In an effort to get the presidential candidates to focus more on reforming education, the College Board yesterday set up 857 desks on the National Mall to represent the number of students who drop out each hour of every school day. The news on the "Don't Forget Ed!" Campaign comes from the Associated Press.Read Entire Post
We’re back with another edition of Stats That Stick. Do you have any particularly sticky stats from this week? Leave them for us in the comments!
Number of states that have been approved for a No Child Left Behind Waiver: 17
With yesterday’s approval of eight more NCLB waivers, the number of states who have been awarded flexibility from the current iteration of the Elementary and Secondary Education Act stands at 17. 26 additional states and the District of Columbia still have pending waiver requests, according to the Associated PressRead Entire Post
It’s Friday. You made it. Let us be the first to congratulate you! Although this Memorial Day Weekend will likely be filled with cookouts, bumper-to-bumper traffic, and celebrating the start of summer, be sure to take the time to think about all of the men and women in the armed forces who have served or continue to serve our country both at home and abroad and especially those who gave their lives in the line of duty. With that said, there are just a few afternoon announcements to share with you today.
First, The Washington Post looks at high schools that are promoting a college-style learning environment. Whether it’s “fewer scheduled hours of class, more independent work and less hand-holding from instructors,” these high schools are trying to prepare their students for postsecondary education and make the often-difficult academic transition from K-12 to higher education a little bit easier.
Next, The Associated Press reports that more high school students are enrolling in math and science classes according to the Department of Education’s recently released Condition of Education: 2012. This is good news because the STEM fields are in demand in the job market, and the skills needed to succeed in them are key to competing in the 21st century global economy.Read Entire Post
Welcome to your Thursday announcements! After you’re done reading these, why not register for today’s webinar on the three T’s? It’s not too late to register, and the webinar is at 2pm.
Yesterday’s big news in education was the announcement of presumptive GOP presidential nominee Mitt Romney’s education platform. Mr. Romney’s speech came before a luncheon of Latino business leaders, during which called education “the civil rights issue of our era” and said that “millions of kids are getting a third-world education.” Different outlets focused on different parts of Mr. Romney’s speech. Here are three takes from the Los Angeles Times, New York Times, and The Washington Times.

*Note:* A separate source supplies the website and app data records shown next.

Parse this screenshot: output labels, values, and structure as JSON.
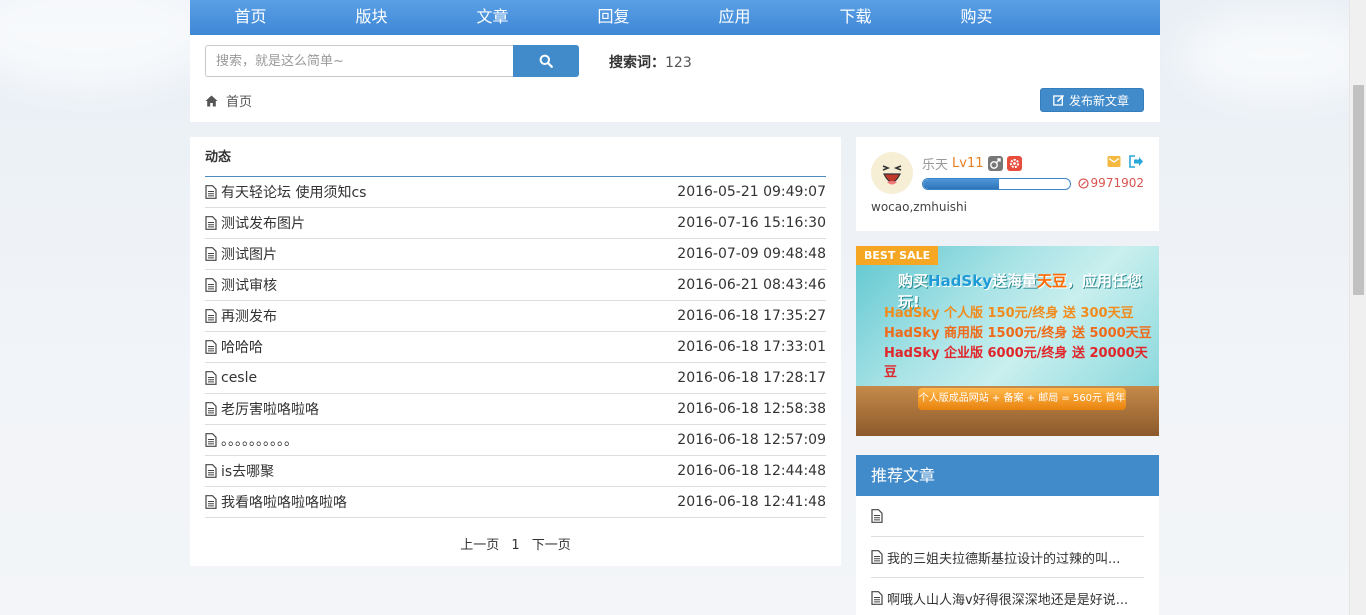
{
  "nav": [
    {
      "label": "首页"
    },
    {
      "label": "版块"
    },
    {
      "label": "文章"
    },
    {
      "label": "回复"
    },
    {
      "label": "应用"
    },
    {
      "label": "下载"
    },
    {
      "label": "购买"
    }
  ],
  "search": {
    "placeholder": "搜索，就是这么简单~",
    "words_label": "搜索词：",
    "words_value": "123"
  },
  "breadcrumb": {
    "home": "首页"
  },
  "post_button": {
    "label": "发布新文章"
  },
  "main": {
    "title": "动态",
    "items": [
      {
        "title": "有天轻论坛 使用须知cs",
        "time": "2016-05-21 09:49:07"
      },
      {
        "title": "测试发布图片",
        "time": "2016-07-16 15:16:30"
      },
      {
        "title": "测试图片",
        "time": "2016-07-09 09:48:48"
      },
      {
        "title": "测试审核",
        "time": "2016-06-21 08:43:46"
      },
      {
        "title": "再测发布",
        "time": "2016-06-18 17:35:27"
      },
      {
        "title": "哈哈哈",
        "time": "2016-06-18 17:33:01"
      },
      {
        "title": "cesle",
        "time": "2016-06-18 17:28:17"
      },
      {
        "title": "老厉害啦咯啦咯",
        "time": "2016-06-18 12:58:38"
      },
      {
        "title": "。。。。。。。。。。",
        "time": "2016-06-18 12:57:09"
      },
      {
        "title": "is去哪聚",
        "time": "2016-06-18 12:44:48"
      },
      {
        "title": "我看咯啦咯啦咯啦咯",
        "time": "2016-06-18 12:41:48"
      }
    ],
    "pager": {
      "prev": "上一页",
      "page": "1",
      "next": "下一页"
    }
  },
  "user": {
    "name": "乐天",
    "level": "Lv11",
    "points": "9971902",
    "signature": "wocao,zmhuishi",
    "progress": 0.52
  },
  "banner": {
    "tag": "BEST SALE",
    "headline_a": "购买",
    "headline_brand": "HadSky",
    "headline_b": "送海量",
    "headline_c": "天豆",
    "headline_d": "，应用任您玩!",
    "line1": "HadSky 个人版 150元/终身 送 300天豆",
    "line2": "HadSky 商用版 1500元/终身 送 5000天豆",
    "line3": "HadSky 企业版 6000元/终身 送 20000天豆",
    "pill": "个人版成品网站 + 备案 + 邮局 = 560元 首年"
  },
  "recommend": {
    "title": "推荐文章",
    "items": [
      {
        "title": ""
      },
      {
        "title": "我的三姐夫拉德斯基拉设计的过辣的叫..."
      },
      {
        "title": "啊哦人山人海v好得很深深地还是是好说..."
      }
    ]
  },
  "colors": {
    "primary": "#428bca",
    "nav": "#4a90dc",
    "accent": "#e67e22",
    "danger": "#d9534f"
  }
}
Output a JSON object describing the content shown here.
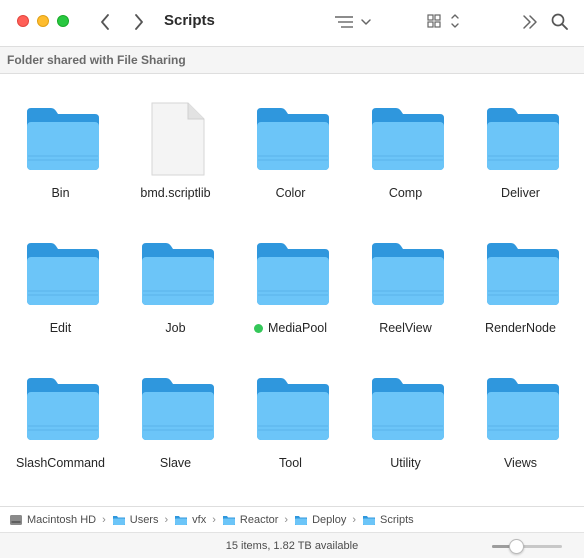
{
  "window": {
    "title": "Scripts",
    "subheader": "Folder shared with File Sharing"
  },
  "toolbar": {
    "icons": [
      "close-button",
      "minimize-button",
      "zoom-button",
      "back-icon",
      "forward-icon",
      "list-view-icon",
      "grid-view-icon",
      "more-icon",
      "search-icon"
    ]
  },
  "items": [
    {
      "name": "Bin",
      "kind": "folder"
    },
    {
      "name": "bmd.scriptlib",
      "kind": "file"
    },
    {
      "name": "Color",
      "kind": "folder"
    },
    {
      "name": "Comp",
      "kind": "folder"
    },
    {
      "name": "Deliver",
      "kind": "folder"
    },
    {
      "name": "Edit",
      "kind": "folder"
    },
    {
      "name": "Job",
      "kind": "folder"
    },
    {
      "name": "MediaPool",
      "kind": "folder",
      "tag_color": "#34c759"
    },
    {
      "name": "ReelView",
      "kind": "folder"
    },
    {
      "name": "RenderNode",
      "kind": "folder"
    },
    {
      "name": "SlashCommand",
      "kind": "folder"
    },
    {
      "name": "Slave",
      "kind": "folder"
    },
    {
      "name": "Tool",
      "kind": "folder"
    },
    {
      "name": "Utility",
      "kind": "folder"
    },
    {
      "name": "Views",
      "kind": "folder"
    }
  ],
  "pathbar": [
    {
      "label": "Macintosh HD",
      "icon": "disk-icon"
    },
    {
      "label": "Users",
      "icon": "folder-icon"
    },
    {
      "label": "vfx",
      "icon": "folder-icon"
    },
    {
      "label": "Reactor",
      "icon": "folder-icon"
    },
    {
      "label": "Deploy",
      "icon": "folder-icon"
    },
    {
      "label": "Scripts",
      "icon": "folder-icon"
    }
  ],
  "status": {
    "text": "15 items, 1.82 TB available",
    "icon_size_fraction": 0.35
  },
  "colors": {
    "folder_back": "#2f97dd",
    "folder_front": "#6cc5f8",
    "folder_stripe": "#5ab4ea",
    "tag_green": "#34c759"
  }
}
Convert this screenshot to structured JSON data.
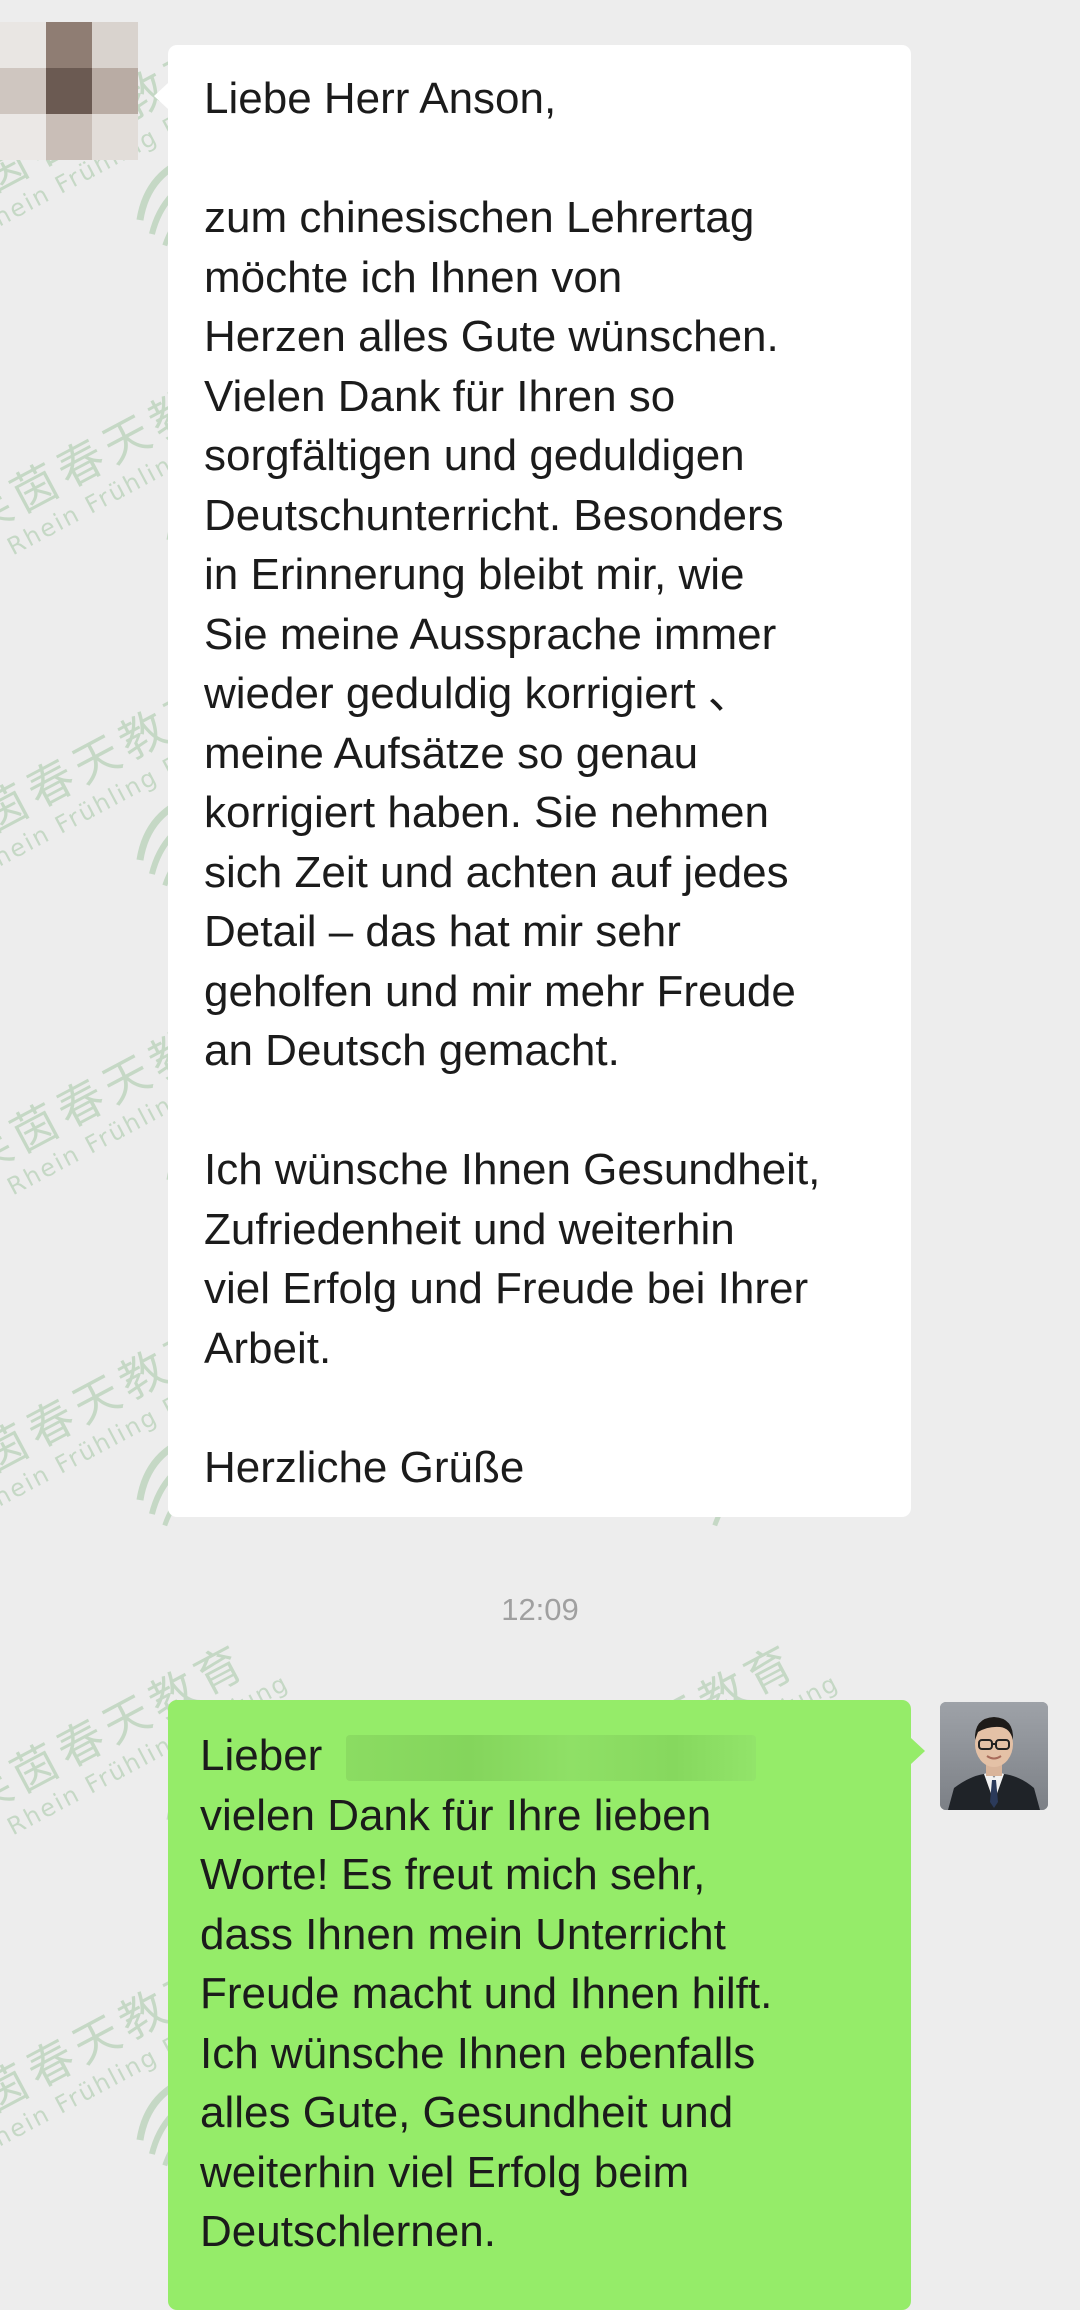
{
  "chat": {
    "incoming_message": {
      "lines": [
        "Liebe Herr Anson,",
        "",
        "zum chinesischen Lehrertag",
        "möchte ich Ihnen von",
        "Herzen alles Gute wünschen.",
        "Vielen Dank für Ihren so",
        "sorgfältigen und geduldigen",
        "Deutschunterricht. Besonders",
        "in Erinnerung bleibt mir, wie",
        "Sie  meine Aussprache immer",
        "wieder geduldig korrigiert 、",
        "meine Aufsätze so genau",
        "korrigiert haben. Sie nehmen",
        "sich Zeit und achten auf jedes",
        "Detail – das hat mir sehr",
        "geholfen und mir mehr Freude",
        "an Deutsch gemacht.",
        "",
        "Ich wünsche Ihnen Gesundheit,",
        "Zufriedenheit und weiterhin",
        "viel Erfolg und Freude bei Ihrer",
        "Arbeit.",
        "",
        "Herzliche Grüße"
      ]
    },
    "timestamp": "12:09",
    "outgoing_message": {
      "greeting": "Lieber",
      "lines": [
        "vielen Dank für Ihre lieben",
        "Worte! Es freut mich sehr,",
        "dass Ihnen mein Unterricht",
        "Freude macht und Ihnen hilft.",
        "Ich wünsche Ihnen ebenfalls",
        "alles Gute, Gesundheit und",
        "weiterhin viel Erfolg beim",
        "Deutschlernen."
      ]
    }
  },
  "watermark": {
    "chinese": "莱茵春天教育",
    "english": "Rhein Frühling Bildung"
  },
  "colors": {
    "background": "#ededed",
    "incoming_bubble": "#ffffff",
    "outgoing_bubble": "#95ec69",
    "timestamp_text": "#a0a0a0",
    "watermark": "#3a8f3a"
  },
  "icons": {
    "sender_avatar": "pixelated-avatar",
    "own_avatar": "person-photo-avatar"
  }
}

Read Entire Post
Happy Wednesday, here are the latest headlines in education news. Enjoy.
During a science fair held at the White House yesterday, President Obama declared that the nation was in need of more “tinkerers and dreamers.” According the New York Times, the President announced new federal and private-sector education initiatives to encourage student engagement and development in STEM curriculum.
Principals and assistant principals in Tennessee have traveled to thousands of classrooms in the state an to spend at least an hour annually observing and rating every teacher, guidance counselor, social worker and librarian. But as the Hechinger Report notes, the new methods of teacher evaluation have come across a bump in what will be a long road ahead.Read Entire Post